Why?

I haven’t read all of this series, only the first three books and I have watched the series since it began. I love the creativity used when Martin created the names of his characters. I’m not sure what my favourite is as I like so many of them. I love Arya and Sansa which I think are both lovely and such unusual names. I also love the names Tyrion and Daenerys. I think what I also enjoy about the names in this series is that they are often variations of popular names in our world – Jaime instead of Jamie, Petyr instead of Peter and Catelyn instead of Caitlin. It is clever and makes the names recognisable but still different.

9. The Sisters Brothers by Patrick de Witt

img_5359

Summary: from Goodreads

Hermann Kermit Warm is going to die. The enigmatic and powerful man known only as the Commodore has ordered it, and his henchmen, Eli and Charlie Sisters, will make sure of it. Though Eli doesn’t share his brother’s appetite for whiskey and killing, he’s never known anything else. But their prey isn’t an easy mark, and on the road from Oregon City to Warm’s gold-mining claim outside Sacramento, Eli begins to question what he does for a living – and whom he does it for.

With The Sisters Brothers, Patrick deWitt pays homage to the classic Western, transforming it into an unforgettable comic tour de force. Filled with a remarkable cast of characters – losers, cheaters, and ne’er-do-wells from all stripes of life – and told by a complex and compelling narrator, it is a violent, lustful odyssey through the underworld of the 1850s frontier that beautifully captures the humor, melancholy, and grit of the Old West and two brothers bound by blood, violence, and love.

Why?

The Sisters Brother is one of my favourite books so I will use any excuse to bring it up as I feel its quite underrated. I absolutely love the title, it’s witty, clever and fun. The names Eli and Charlie Sisters are great, they fit the Western feel of the book but are also just a little different which makes the comedy and cleverness of this book clear. I also found the names from this time period which I don’t read about a lot are really interesting.

10. Pride and Prejudice by Jane Austen

img_5347

Summary: from Goodreads

‘It is a truth universally acknowledged, that a single man in possession of a good fortune must be in want of a wife.’ Thus memorably begins Jane Austen’s Pride and Prejudice, one of the world’s most popular novels. Pride and Prejudice–Austen’s own ‘darling child’–tells the story of fiercely independent Elizabeth Bennett, one of five sisters who must marry rich, as she confounds the arrogant, wealthy Mr. Darcy. What ensues is one of the most delightful and engrossingly readable courtships known to literature, written by a precocious Austen when she was just twenty-one years old.
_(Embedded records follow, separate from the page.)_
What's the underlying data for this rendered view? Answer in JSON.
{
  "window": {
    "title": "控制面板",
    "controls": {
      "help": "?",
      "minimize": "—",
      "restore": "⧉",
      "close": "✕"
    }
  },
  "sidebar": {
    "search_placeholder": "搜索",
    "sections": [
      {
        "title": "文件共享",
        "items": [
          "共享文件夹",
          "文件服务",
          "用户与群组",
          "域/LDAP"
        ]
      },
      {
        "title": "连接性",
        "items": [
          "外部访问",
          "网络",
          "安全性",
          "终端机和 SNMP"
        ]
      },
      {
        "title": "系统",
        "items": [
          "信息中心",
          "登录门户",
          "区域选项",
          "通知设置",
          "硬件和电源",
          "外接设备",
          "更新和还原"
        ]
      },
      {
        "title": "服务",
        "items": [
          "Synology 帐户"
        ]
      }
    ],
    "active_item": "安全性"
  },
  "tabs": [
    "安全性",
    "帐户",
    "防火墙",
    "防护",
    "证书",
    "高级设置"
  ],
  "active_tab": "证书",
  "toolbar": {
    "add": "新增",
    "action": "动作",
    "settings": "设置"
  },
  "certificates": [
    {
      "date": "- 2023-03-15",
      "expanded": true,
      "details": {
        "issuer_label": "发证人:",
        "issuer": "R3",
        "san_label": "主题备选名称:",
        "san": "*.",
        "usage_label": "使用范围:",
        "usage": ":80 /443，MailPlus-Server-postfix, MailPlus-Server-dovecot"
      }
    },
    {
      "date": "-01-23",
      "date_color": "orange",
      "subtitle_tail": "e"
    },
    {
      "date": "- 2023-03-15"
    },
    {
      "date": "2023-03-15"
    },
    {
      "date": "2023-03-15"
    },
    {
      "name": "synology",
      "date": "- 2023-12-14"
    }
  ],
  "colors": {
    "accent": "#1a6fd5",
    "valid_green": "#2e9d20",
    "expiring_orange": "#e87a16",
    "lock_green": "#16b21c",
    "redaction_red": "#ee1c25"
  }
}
Why?

The names from this hugely famous novel are so well known that they have spawned many adaptions like Bridget Jones’ Diary. I love the classic names of the Bennet girls – Elizabeth, Jane, Mary, Katherine (Kitty) and Lydia – they are all so traditional and typical of the period. My favourite name in Pride and Prejudice though, has to be Mr Fitzwilliam Darcy himself. He is definitely one of my book boyfriends and Fitzwilliam is just not a name we see enough of in our modern times. It is so haughty and posh and perfect for Darcy’s character. I love it.

So thats it – my list of the top ten best character names, I’m sure loads of people have gone for more unusual choices and I can’t wait to read them but I just decided to go with the names that I like most and find most memorable. I hope you enjoyed it and please do comment what you think of my choices and what yours would be!

38 thoughts on “Top Ten Tuesday: Best Character Names

  1. Jordanne says:

    Great list! Your interpretation of this week’s prompt was way more interesting than mine! Hahahaha.I love the meanings behind J.K.’s name but then when anyone puts that much thought into the naming of characters it’s always so much better!

    Liked by 1 person

Leave a Reply

Fill in your details below or click an icon to log in:

WordPress.com Logo

You are commenting using your WordPress.com account. Log Out /  Change )

Google+ photo

You are commenting using your Google+ account. Log Out /  Change )

Twitter picture

You are commenting using your Twitter account. Log Out /  Change )

Facebook photo

You are commenting using your Facebook account. Log Out /  Change )

w

Connecting to %s